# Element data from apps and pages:
Segment Open
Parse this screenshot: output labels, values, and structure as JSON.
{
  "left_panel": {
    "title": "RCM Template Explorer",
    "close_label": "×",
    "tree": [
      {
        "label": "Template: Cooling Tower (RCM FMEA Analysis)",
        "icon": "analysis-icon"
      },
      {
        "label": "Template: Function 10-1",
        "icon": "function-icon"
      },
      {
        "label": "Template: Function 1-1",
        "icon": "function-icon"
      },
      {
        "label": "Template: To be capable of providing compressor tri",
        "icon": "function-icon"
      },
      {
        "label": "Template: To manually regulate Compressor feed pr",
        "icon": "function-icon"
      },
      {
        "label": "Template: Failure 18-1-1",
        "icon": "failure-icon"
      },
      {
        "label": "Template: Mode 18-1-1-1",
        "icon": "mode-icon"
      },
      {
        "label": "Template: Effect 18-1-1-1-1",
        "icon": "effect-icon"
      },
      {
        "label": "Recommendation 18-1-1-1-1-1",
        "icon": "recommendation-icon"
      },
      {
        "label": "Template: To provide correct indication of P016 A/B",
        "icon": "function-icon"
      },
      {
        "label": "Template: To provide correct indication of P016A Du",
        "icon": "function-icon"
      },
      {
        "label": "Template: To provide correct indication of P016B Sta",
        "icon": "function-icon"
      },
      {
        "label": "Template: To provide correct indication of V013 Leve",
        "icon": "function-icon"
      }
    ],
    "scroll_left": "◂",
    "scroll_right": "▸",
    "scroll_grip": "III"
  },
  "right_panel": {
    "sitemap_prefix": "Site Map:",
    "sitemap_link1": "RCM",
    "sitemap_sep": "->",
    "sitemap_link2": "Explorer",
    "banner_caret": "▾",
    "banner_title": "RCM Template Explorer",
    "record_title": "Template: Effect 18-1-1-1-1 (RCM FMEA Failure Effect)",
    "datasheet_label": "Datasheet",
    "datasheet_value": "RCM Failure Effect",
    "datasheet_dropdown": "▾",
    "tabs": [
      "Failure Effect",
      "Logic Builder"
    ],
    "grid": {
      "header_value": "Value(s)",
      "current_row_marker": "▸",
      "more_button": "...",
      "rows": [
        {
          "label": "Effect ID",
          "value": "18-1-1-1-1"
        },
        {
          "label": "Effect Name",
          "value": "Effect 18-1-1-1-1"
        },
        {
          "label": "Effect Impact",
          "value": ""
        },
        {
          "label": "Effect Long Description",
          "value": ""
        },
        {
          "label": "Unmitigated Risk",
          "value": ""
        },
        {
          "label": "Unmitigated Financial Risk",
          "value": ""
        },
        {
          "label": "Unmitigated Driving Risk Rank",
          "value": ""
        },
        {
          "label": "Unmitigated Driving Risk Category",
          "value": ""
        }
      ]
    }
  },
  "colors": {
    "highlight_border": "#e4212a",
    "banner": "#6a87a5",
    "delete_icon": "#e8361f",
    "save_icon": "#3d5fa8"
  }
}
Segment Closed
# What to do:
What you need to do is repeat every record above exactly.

# Result below:
Parse this screenshot: output labels, values, and structure as JSON.
{
  "left_panel": {
    "title": "RCM Template Explorer",
    "close_label": "×",
    "tree": [
      {
        "label": "Template: Cooling Tower (RCM FMEA Analysis)",
        "icon": "analysis-icon"
      },
      {
        "label": "Template: Function 10-1",
        "icon": "function-icon"
      },
      {
        "label": "Template: Function 1-1",
        "icon": "function-icon"
      },
      {
        "label": "Template: To be capable of providing compressor tri",
        "icon": "function-icon"
      },
      {
        "label": "Template: To manually regulate Compressor feed pr",
        "icon": "function-icon"
      },
      {
        "label": "Template: Failure 18-1-1",
        "icon": "failure-icon"
      },
      {
        "label": "Template: Mode 18-1-1-1",
        "icon": "mode-icon"
      },
      {
        "label": "Template: Effect 18-1-1-1-1",
        "icon": "effect-icon"
      },
      {
        "label": "Recommendation 18-1-1-1-1-1",
        "icon": "recommendation-icon"
      },
      {
        "label": "Template: To provide correct indication of P016 A/B",
        "icon": "function-icon"
      },
      {
        "label": "Template: To provide correct indication of P016A Du",
        "icon": "function-icon"
      },
      {
        "label": "Template: To provide correct indication of P016B Sta",
        "icon": "function-icon"
      },
      {
        "label": "Template: To provide correct indication of V013 Leve",
        "icon": "function-icon"
      }
    ],
    "scroll_left": "◂",
    "scroll_right": "▸",
    "scroll_grip": "III"
  },
  "right_panel": {
    "sitemap_prefix": "Site Map:",
    "sitemap_link1": "RCM",
    "sitemap_sep": "->",
    "sitemap_link2": "Explorer",
    "banner_caret": "▾",
    "banner_title": "RCM Template Explorer",
    "record_title": "Template: Effect 18-1-1-1-1 (RCM FMEA Failure Effect)",
    "datasheet_label": "Datasheet",
    "datasheet_value": "RCM Failure Effect",
    "datasheet_dropdown": "▾",
    "tabs": [
      "Failure Effect",
      "Logic Builder"
    ],
    "grid": {
      "header_value": "Value(s)",
      "current_row_marker": "▸",
      "more_button": "...",
      "rows": [
        {
          "label": "Effect ID",
          "value": "18-1-1-1-1"
        },
        {
          "label": "Effect Name",
          "value": "Effect 18-1-1-1-1"
        },
        {
          "label": "Effect Impact",
          "value": ""
        },
        {
          "label": "Effect Long Description",
          "value": ""
        },
        {
          "label": "Unmitigated Risk",
          "value": ""
        },
        {
          "label": "Unmitigated Financial Risk",
          "value": ""
        },
        {
          "label": "Unmitigated Driving Risk Rank",
          "value": ""
        },
        {
          "label": "Unmitigated Driving Risk Category",
          "value": ""
        }
      ]
    }
  },
  "colors": {
    "highlight_border": "#e4212a",
    "banner": "#6a87a5",
    "delete_icon": "#e8361f",
    "save_icon": "#3d5fa8"
  }
}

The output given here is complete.